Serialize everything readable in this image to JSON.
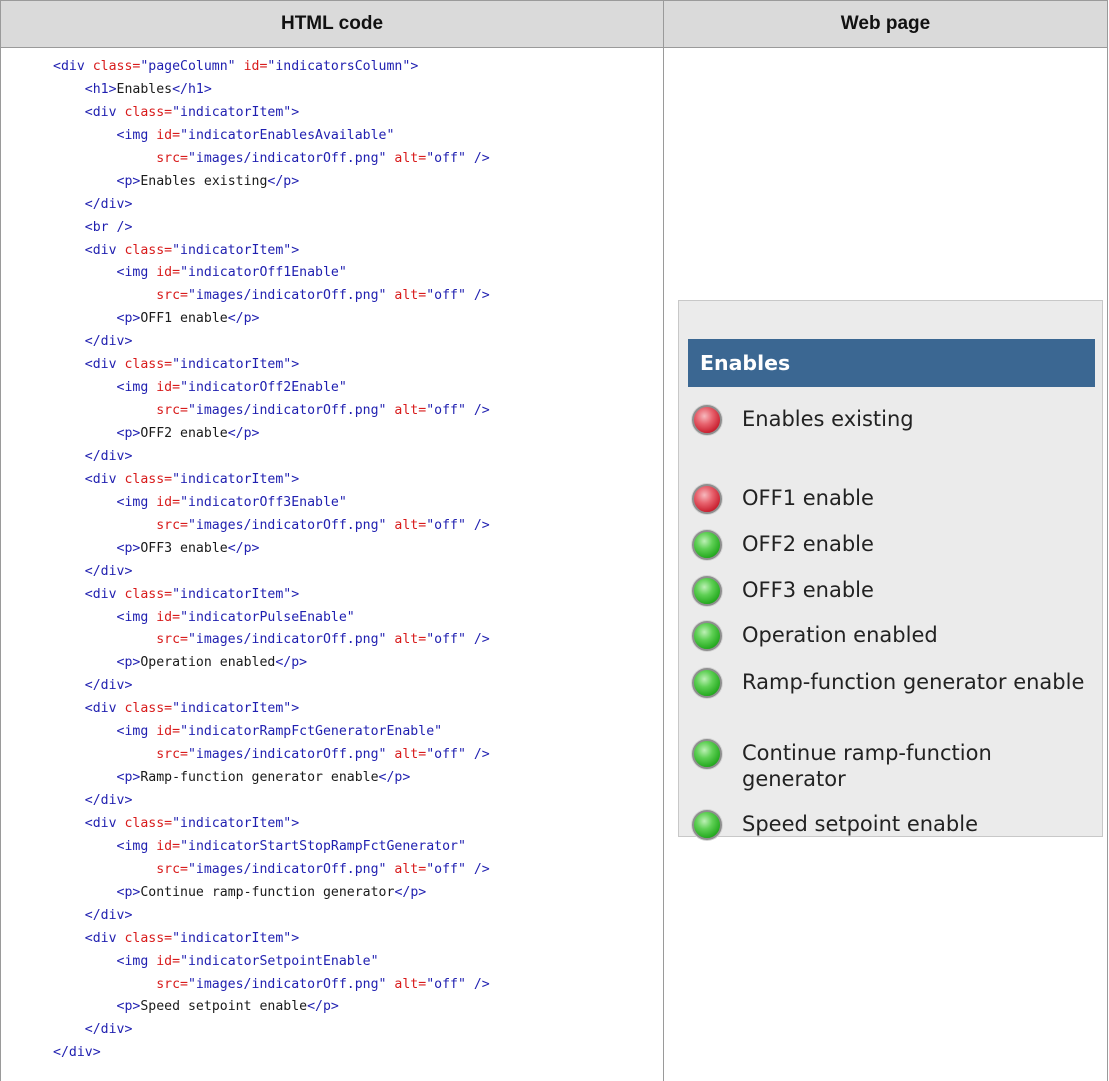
{
  "table": {
    "header_left": "HTML code",
    "header_right": "Web page"
  },
  "code": [
    [
      [
        "tg",
        "<div "
      ],
      [
        "at",
        "class="
      ],
      [
        "vl",
        "\"pageColumn\" "
      ],
      [
        "at",
        "id="
      ],
      [
        "vl",
        "\"indicatorsColumn\""
      ],
      [
        "tg",
        ">"
      ]
    ],
    [
      [
        "tx",
        "    "
      ],
      [
        "tg",
        "<h1>"
      ],
      [
        "tx",
        "Enables"
      ],
      [
        "tg",
        "</h1>"
      ]
    ],
    [
      [
        "tx",
        "    "
      ],
      [
        "tg",
        "<div "
      ],
      [
        "at",
        "class="
      ],
      [
        "vl",
        "\"indicatorItem\""
      ],
      [
        "tg",
        ">"
      ]
    ],
    [
      [
        "tx",
        "        "
      ],
      [
        "tg",
        "<img "
      ],
      [
        "at",
        "id="
      ],
      [
        "vl",
        "\"indicatorEnablesAvailable\""
      ]
    ],
    [
      [
        "tx",
        "             "
      ],
      [
        "at",
        "src="
      ],
      [
        "vl",
        "\"images/indicatorOff.png\" "
      ],
      [
        "at",
        "alt="
      ],
      [
        "vl",
        "\"off\" "
      ],
      [
        "tg",
        "/>"
      ]
    ],
    [
      [
        "tx",
        "        "
      ],
      [
        "tg",
        "<p>"
      ],
      [
        "tx",
        "Enables existing"
      ],
      [
        "tg",
        "</p>"
      ]
    ],
    [
      [
        "tx",
        "    "
      ],
      [
        "tg",
        "</div>"
      ]
    ],
    [
      [
        "tx",
        "    "
      ],
      [
        "tg",
        "<br />"
      ]
    ],
    [
      [
        "tx",
        "    "
      ],
      [
        "tg",
        "<div "
      ],
      [
        "at",
        "class="
      ],
      [
        "vl",
        "\"indicatorItem\""
      ],
      [
        "tg",
        ">"
      ]
    ],
    [
      [
        "tx",
        "        "
      ],
      [
        "tg",
        "<img "
      ],
      [
        "at",
        "id="
      ],
      [
        "vl",
        "\"indicatorOff1Enable\""
      ]
    ],
    [
      [
        "tx",
        "             "
      ],
      [
        "at",
        "src="
      ],
      [
        "vl",
        "\"images/indicatorOff.png\" "
      ],
      [
        "at",
        "alt="
      ],
      [
        "vl",
        "\"off\" "
      ],
      [
        "tg",
        "/>"
      ]
    ],
    [
      [
        "tx",
        "        "
      ],
      [
        "tg",
        "<p>"
      ],
      [
        "tx",
        "OFF1 enable"
      ],
      [
        "tg",
        "</p>"
      ]
    ],
    [
      [
        "tx",
        "    "
      ],
      [
        "tg",
        "</div>"
      ]
    ],
    [
      [
        "tx",
        "    "
      ],
      [
        "tg",
        "<div "
      ],
      [
        "at",
        "class="
      ],
      [
        "vl",
        "\"indicatorItem\""
      ],
      [
        "tg",
        ">"
      ]
    ],
    [
      [
        "tx",
        "        "
      ],
      [
        "tg",
        "<img "
      ],
      [
        "at",
        "id="
      ],
      [
        "vl",
        "\"indicatorOff2Enable\""
      ]
    ],
    [
      [
        "tx",
        "             "
      ],
      [
        "at",
        "src="
      ],
      [
        "vl",
        "\"images/indicatorOff.png\" "
      ],
      [
        "at",
        "alt="
      ],
      [
        "vl",
        "\"off\" "
      ],
      [
        "tg",
        "/>"
      ]
    ],
    [
      [
        "tx",
        "        "
      ],
      [
        "tg",
        "<p>"
      ],
      [
        "tx",
        "OFF2 enable"
      ],
      [
        "tg",
        "</p>"
      ]
    ],
    [
      [
        "tx",
        "    "
      ],
      [
        "tg",
        "</div>"
      ]
    ],
    [
      [
        "tx",
        "    "
      ],
      [
        "tg",
        "<div "
      ],
      [
        "at",
        "class="
      ],
      [
        "vl",
        "\"indicatorItem\""
      ],
      [
        "tg",
        ">"
      ]
    ],
    [
      [
        "tx",
        "        "
      ],
      [
        "tg",
        "<img "
      ],
      [
        "at",
        "id="
      ],
      [
        "vl",
        "\"indicatorOff3Enable\""
      ]
    ],
    [
      [
        "tx",
        "             "
      ],
      [
        "at",
        "src="
      ],
      [
        "vl",
        "\"images/indicatorOff.png\" "
      ],
      [
        "at",
        "alt="
      ],
      [
        "vl",
        "\"off\" "
      ],
      [
        "tg",
        "/>"
      ]
    ],
    [
      [
        "tx",
        "        "
      ],
      [
        "tg",
        "<p>"
      ],
      [
        "tx",
        "OFF3 enable"
      ],
      [
        "tg",
        "</p>"
      ]
    ],
    [
      [
        "tx",
        "    "
      ],
      [
        "tg",
        "</div>"
      ]
    ],
    [
      [
        "tx",
        "    "
      ],
      [
        "tg",
        "<div "
      ],
      [
        "at",
        "class="
      ],
      [
        "vl",
        "\"indicatorItem\""
      ],
      [
        "tg",
        ">"
      ]
    ],
    [
      [
        "tx",
        "        "
      ],
      [
        "tg",
        "<img "
      ],
      [
        "at",
        "id="
      ],
      [
        "vl",
        "\"indicatorPulseEnable\""
      ]
    ],
    [
      [
        "tx",
        "             "
      ],
      [
        "at",
        "src="
      ],
      [
        "vl",
        "\"images/indicatorOff.png\" "
      ],
      [
        "at",
        "alt="
      ],
      [
        "vl",
        "\"off\" "
      ],
      [
        "tg",
        "/>"
      ]
    ],
    [
      [
        "tx",
        "        "
      ],
      [
        "tg",
        "<p>"
      ],
      [
        "tx",
        "Operation enabled"
      ],
      [
        "tg",
        "</p>"
      ]
    ],
    [
      [
        "tx",
        "    "
      ],
      [
        "tg",
        "</div>"
      ]
    ],
    [
      [
        "tx",
        "    "
      ],
      [
        "tg",
        "<div "
      ],
      [
        "at",
        "class="
      ],
      [
        "vl",
        "\"indicatorItem\""
      ],
      [
        "tg",
        ">"
      ]
    ],
    [
      [
        "tx",
        "        "
      ],
      [
        "tg",
        "<img "
      ],
      [
        "at",
        "id="
      ],
      [
        "vl",
        "\"indicatorRampFctGeneratorEnable\""
      ]
    ],
    [
      [
        "tx",
        "             "
      ],
      [
        "at",
        "src="
      ],
      [
        "vl",
        "\"images/indicatorOff.png\" "
      ],
      [
        "at",
        "alt="
      ],
      [
        "vl",
        "\"off\" "
      ],
      [
        "tg",
        "/>"
      ]
    ],
    [
      [
        "tx",
        "        "
      ],
      [
        "tg",
        "<p>"
      ],
      [
        "tx",
        "Ramp-function generator enable"
      ],
      [
        "tg",
        "</p>"
      ]
    ],
    [
      [
        "tx",
        "    "
      ],
      [
        "tg",
        "</div>"
      ]
    ],
    [
      [
        "tx",
        "    "
      ],
      [
        "tg",
        "<div "
      ],
      [
        "at",
        "class="
      ],
      [
        "vl",
        "\"indicatorItem\""
      ],
      [
        "tg",
        ">"
      ]
    ],
    [
      [
        "tx",
        "        "
      ],
      [
        "tg",
        "<img "
      ],
      [
        "at",
        "id="
      ],
      [
        "vl",
        "\"indicatorStartStopRampFctGenerator\""
      ]
    ],
    [
      [
        "tx",
        "             "
      ],
      [
        "at",
        "src="
      ],
      [
        "vl",
        "\"images/indicatorOff.png\" "
      ],
      [
        "at",
        "alt="
      ],
      [
        "vl",
        "\"off\" "
      ],
      [
        "tg",
        "/>"
      ]
    ],
    [
      [
        "tx",
        "        "
      ],
      [
        "tg",
        "<p>"
      ],
      [
        "tx",
        "Continue ramp-function generator"
      ],
      [
        "tg",
        "</p>"
      ]
    ],
    [
      [
        "tx",
        "    "
      ],
      [
        "tg",
        "</div>"
      ]
    ],
    [
      [
        "tx",
        "    "
      ],
      [
        "tg",
        "<div "
      ],
      [
        "at",
        "class="
      ],
      [
        "vl",
        "\"indicatorItem\""
      ],
      [
        "tg",
        ">"
      ]
    ],
    [
      [
        "tx",
        "        "
      ],
      [
        "tg",
        "<img "
      ],
      [
        "at",
        "id="
      ],
      [
        "vl",
        "\"indicatorSetpointEnable\""
      ]
    ],
    [
      [
        "tx",
        "             "
      ],
      [
        "at",
        "src="
      ],
      [
        "vl",
        "\"images/indicatorOff.png\" "
      ],
      [
        "at",
        "alt="
      ],
      [
        "vl",
        "\"off\" "
      ],
      [
        "tg",
        "/>"
      ]
    ],
    [
      [
        "tx",
        "        "
      ],
      [
        "tg",
        "<p>"
      ],
      [
        "tx",
        "Speed setpoint enable"
      ],
      [
        "tg",
        "</p>"
      ]
    ],
    [
      [
        "tx",
        "    "
      ],
      [
        "tg",
        "</div>"
      ]
    ],
    [
      [
        "tg",
        "</div>"
      ]
    ]
  ],
  "preview": {
    "heading": "Enables",
    "colors": {
      "heading_bg": "#3b6792",
      "panel_bg": "#ebebeb",
      "on": "#22a81d",
      "off": "#c81e2e"
    },
    "items": [
      {
        "label": "Enables existing",
        "state": "red"
      },
      {
        "label": "OFF1 enable",
        "state": "red"
      },
      {
        "label": "OFF2 enable",
        "state": "green"
      },
      {
        "label": "OFF3 enable",
        "state": "green"
      },
      {
        "label": "Operation enabled",
        "state": "green"
      },
      {
        "label": "Ramp-function generator enable",
        "state": "green"
      },
      {
        "label": "Continue ramp-function generator",
        "state": "green"
      },
      {
        "label": "Speed setpoint enable",
        "state": "green"
      }
    ]
  }
}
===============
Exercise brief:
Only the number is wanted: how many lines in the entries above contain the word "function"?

Task response:
4